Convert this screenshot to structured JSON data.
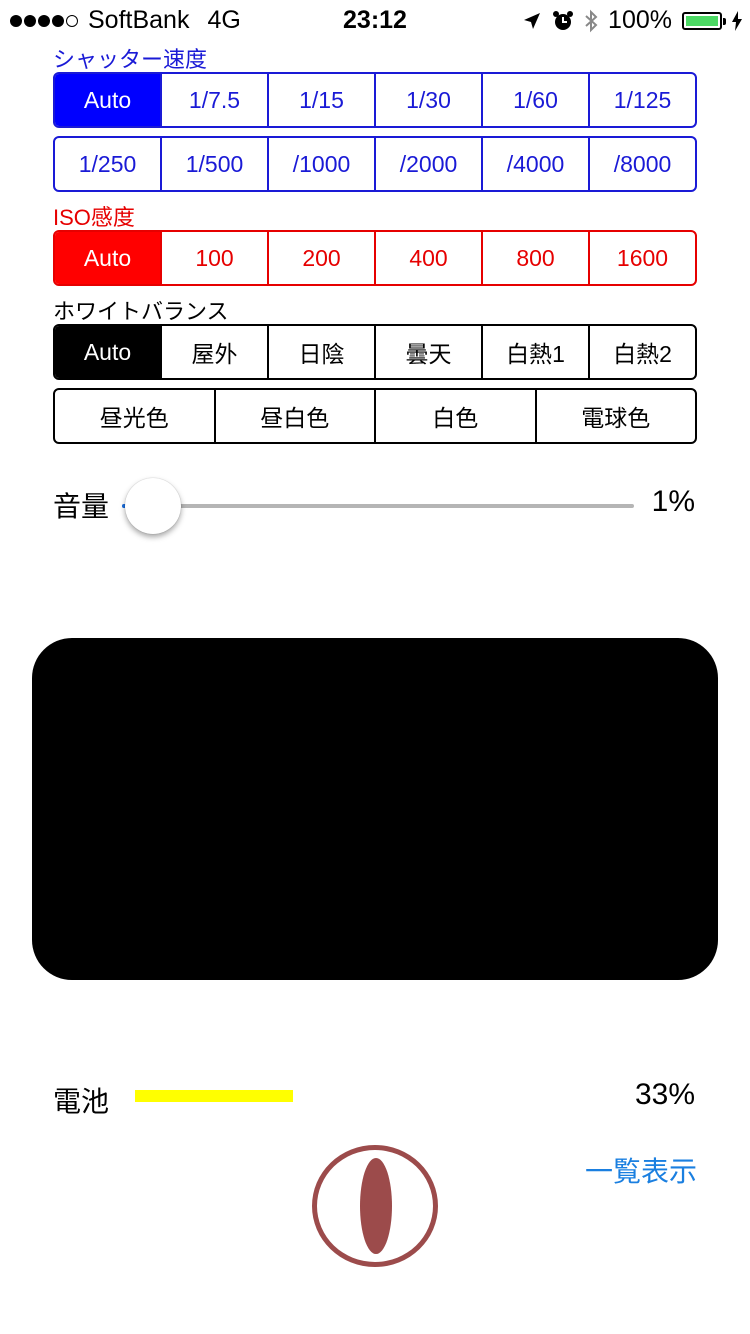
{
  "status_bar": {
    "carrier": "SoftBank",
    "network": "4G",
    "time": "23:12",
    "battery_percent": "100%",
    "signal_bars": 4
  },
  "shutter": {
    "label": "シャッター速度",
    "row1": [
      "Auto",
      "1/7.5",
      "1/15",
      "1/30",
      "1/60",
      "1/125"
    ],
    "row2": [
      "1/250",
      "1/500",
      "/1000",
      "/2000",
      "/4000",
      "/8000"
    ],
    "selected": "Auto",
    "color": "#0000ff"
  },
  "iso": {
    "label": "ISO感度",
    "options": [
      "Auto",
      "100",
      "200",
      "400",
      "800",
      "1600"
    ],
    "selected": "Auto",
    "color": "#ff0000"
  },
  "white_balance": {
    "label": "ホワイトバランス",
    "row1": [
      "Auto",
      "屋外",
      "日陰",
      "曇天",
      "白熱1",
      "白熱2"
    ],
    "row2": [
      "昼光色",
      "昼白色",
      "白色",
      "電球色"
    ],
    "selected": "Auto"
  },
  "volume": {
    "label": "音量",
    "value": "1%",
    "level": 0.01
  },
  "battery": {
    "label": "電池",
    "value": "33%",
    "level": 0.33,
    "color": "#ffff00"
  },
  "list_link": "一覧表示",
  "shutter_button_color": "#9c4b4b"
}
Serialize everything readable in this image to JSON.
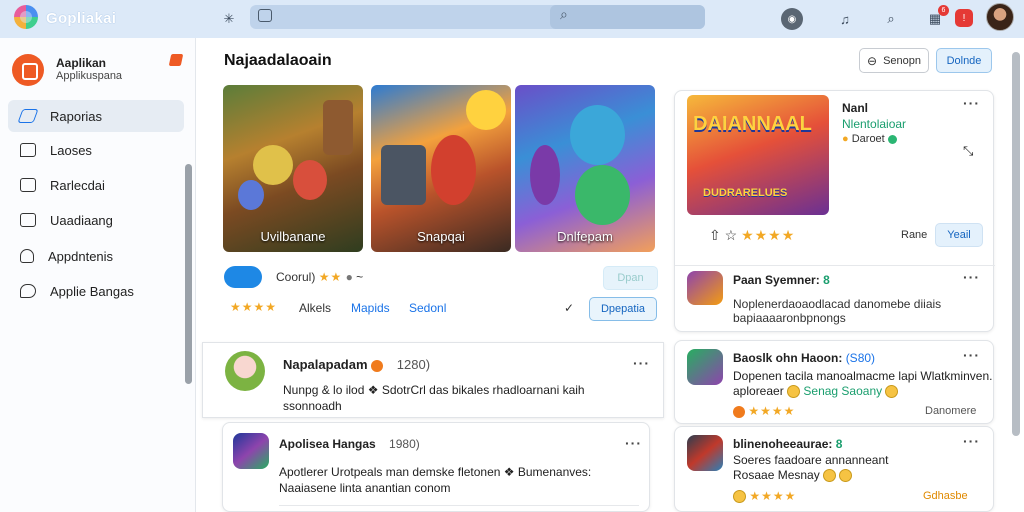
{
  "app": {
    "title": "Gopliakai"
  },
  "search": {
    "placeholder": ""
  },
  "notifications": {
    "count": "6"
  },
  "profile": {
    "name": "Aaplikan",
    "subtitle": "Applikuspana"
  },
  "sidebar": {
    "items": [
      {
        "label": "Raporias",
        "icon": "pencil-icon",
        "active": true
      },
      {
        "label": "Laoses",
        "icon": "chat-icon"
      },
      {
        "label": "Rarlecdai",
        "icon": "pencil-square-icon"
      },
      {
        "label": "Uaadiaang",
        "icon": "folder-icon"
      },
      {
        "label": "Appdntenis",
        "icon": "person-icon"
      },
      {
        "label": "Applie Bangas",
        "icon": "bubble-icon"
      }
    ]
  },
  "main": {
    "title": "Najaadalaoain",
    "header_buttons": {
      "outline": "Senopn",
      "primary": "Dolnde"
    },
    "featured": {
      "thumbnails": [
        {
          "label": "Uvilbanane"
        },
        {
          "label": "Snapqai"
        },
        {
          "label": "Dnlfepam"
        }
      ],
      "meta_label": "Coorul)",
      "meta_extra": "~",
      "disabled_button": "Dpan",
      "links": [
        "Alkels",
        "Mapids",
        "Sedonl"
      ],
      "rating_stars": "★★★★",
      "action_button": "Dpepatia",
      "chevron": "✓"
    },
    "side_feature": {
      "banner_text": "DAIANNAAL",
      "banner_sub": "DUDRARELUES",
      "title": "Nanl",
      "subtitle": "Nlentolaioar",
      "meta": "Daroet",
      "row_label": "Rane",
      "button": "Yeail",
      "stars": "★★★★"
    },
    "posts": [
      {
        "title": "Napalapadam",
        "num": "1280)",
        "body1": "Nunpg & lo ilod ❖ SdotrCrl das bikales rhadloarnani kaih",
        "body2": "ssonnoadh"
      },
      {
        "title": "Apolisea Hangas",
        "num": "1980)",
        "body1": "Apotlerer  Urotpeals man demske fletonen ❖ Bumenanves:",
        "body2": "Naaiasene linta anantian conom"
      }
    ],
    "side_posts": [
      {
        "title": "Paan Syemner:",
        "tag": "8",
        "body1": "Noplenerdaoaodlacad danomebe diiais",
        "body2": "bapiaaaaronbpnongs"
      },
      {
        "title": "Baoslk ohn Haoon:",
        "tag": "(S80)",
        "body1": "Dopenen tacila manoalmacme lapi Wlatkminven.",
        "body2": "aploreaer",
        "highlight": "Senag Saoany",
        "footer": "Danomere"
      },
      {
        "title": "blinenoheeaurae:",
        "tag": "8",
        "body1": "Soeres faadoare annanneant",
        "body2": "Rosaae Mesnay",
        "footer": "Gdhasbe"
      }
    ]
  },
  "colors": {
    "accent": "#1a73e8",
    "topbar": "#dce9f8",
    "star": "#f2a825",
    "brand_orange": "#ee5a24"
  }
}
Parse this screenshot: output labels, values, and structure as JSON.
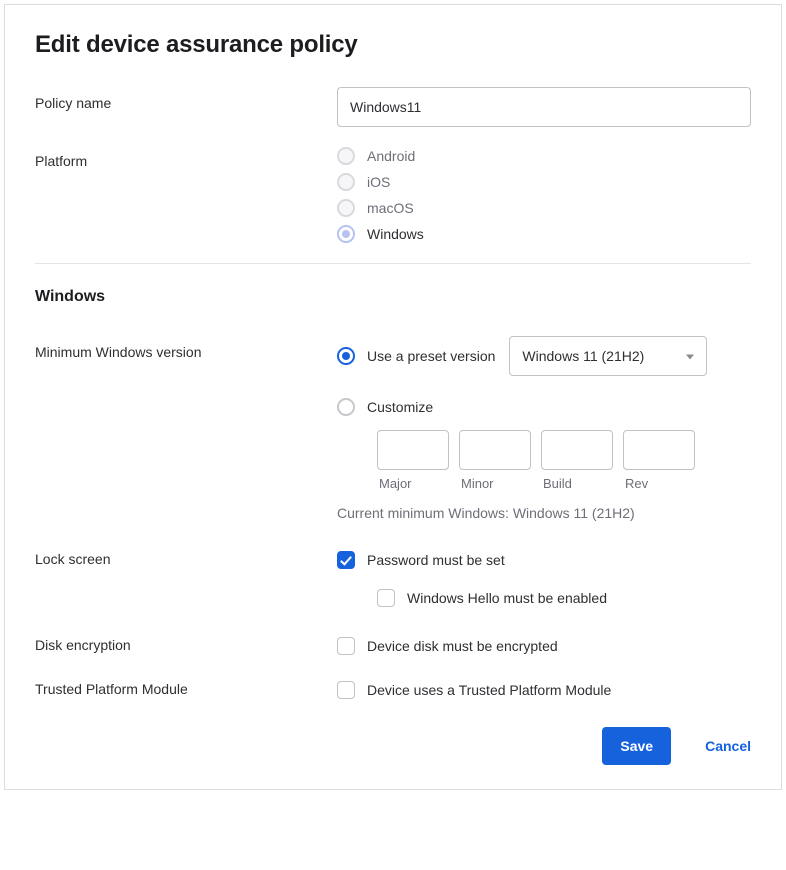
{
  "title": "Edit device assurance policy",
  "fields": {
    "policy_name": {
      "label": "Policy name",
      "value": "Windows11"
    },
    "platform": {
      "label": "Platform",
      "options": [
        "Android",
        "iOS",
        "macOS",
        "Windows"
      ],
      "selected": "Windows"
    }
  },
  "section": {
    "title": "Windows",
    "min_version": {
      "label": "Minimum Windows version",
      "preset_label": "Use a preset version",
      "preset_selected": "Windows 11 (21H2)",
      "customize_label": "Customize",
      "mode": "preset",
      "parts": {
        "major": "Major",
        "minor": "Minor",
        "build": "Build",
        "rev": "Rev"
      },
      "current_text": "Current minimum Windows: Windows 11 (21H2)"
    },
    "lock_screen": {
      "label": "Lock screen",
      "password_label": "Password must be set",
      "password_checked": true,
      "hello_label": "Windows Hello must be enabled",
      "hello_checked": false
    },
    "disk_encryption": {
      "label": "Disk encryption",
      "option_label": "Device disk must be encrypted",
      "checked": false
    },
    "tpm": {
      "label": "Trusted Platform Module",
      "option_label": "Device uses a Trusted Platform Module",
      "checked": false
    }
  },
  "actions": {
    "save": "Save",
    "cancel": "Cancel"
  }
}
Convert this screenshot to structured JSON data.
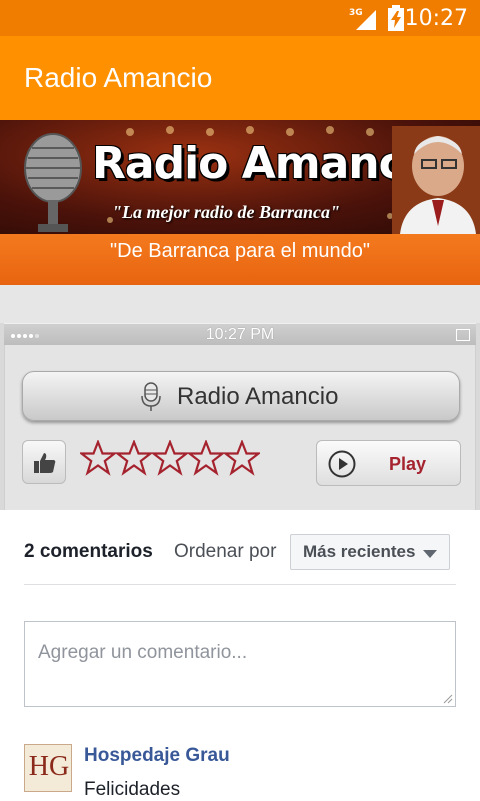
{
  "status_bar": {
    "time": "10:27",
    "network_label": "3G",
    "icons": [
      "signal-icon",
      "battery-charging-icon"
    ]
  },
  "app_bar": {
    "title": "Radio Amancio"
  },
  "banner": {
    "brand": "Radio Amancio",
    "motto": "\"La mejor radio de Barranca\"",
    "slogan": "\"De Barranca para el mundo\""
  },
  "player": {
    "inner_status_time": "10:27 PM",
    "station_label": "Radio Amancio",
    "play_label": "Play",
    "rating": {
      "filled": 0,
      "max": 5
    },
    "colors": {
      "accent": "#a5232e"
    }
  },
  "comments": {
    "count_label": "2 comentarios",
    "order_label": "Ordenar por",
    "order_value": "Más recientes",
    "input_placeholder": "Agregar un comentario...",
    "items": [
      {
        "avatar_text": "HG",
        "author": "Hospedaje Grau",
        "text": "Felicidades"
      }
    ]
  },
  "colors": {
    "status_bar": "#f07c00",
    "app_bar": "#ff9100",
    "link": "#385898"
  }
}
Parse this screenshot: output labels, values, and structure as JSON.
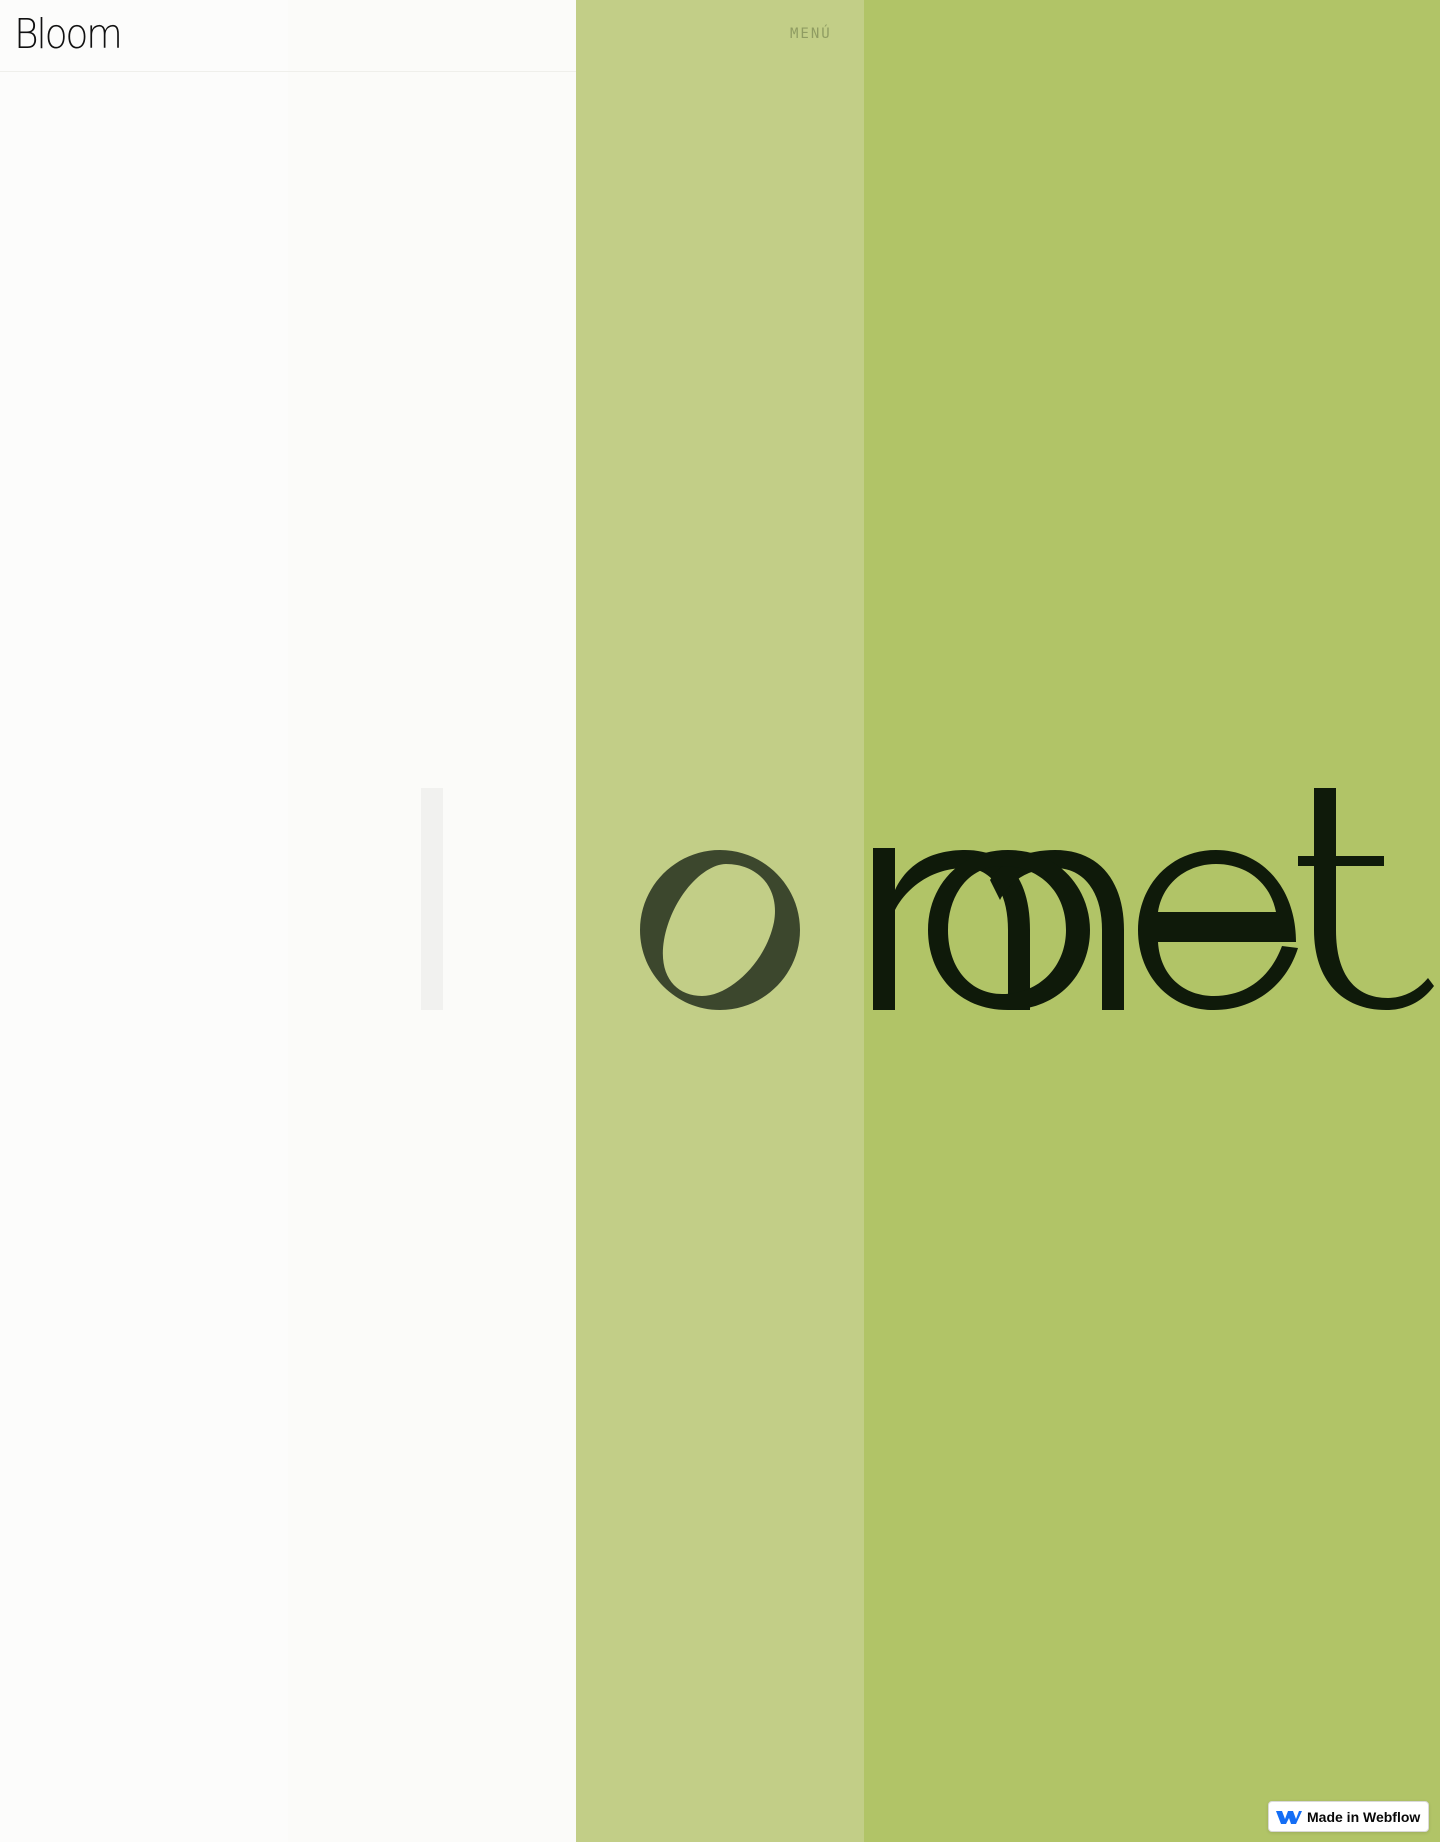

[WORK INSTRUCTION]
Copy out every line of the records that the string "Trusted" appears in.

[COMPLETED EXERCISE]
      "label": "Trusted Platform Module",
      "option_label": "Device uses a Trusted Platform Module",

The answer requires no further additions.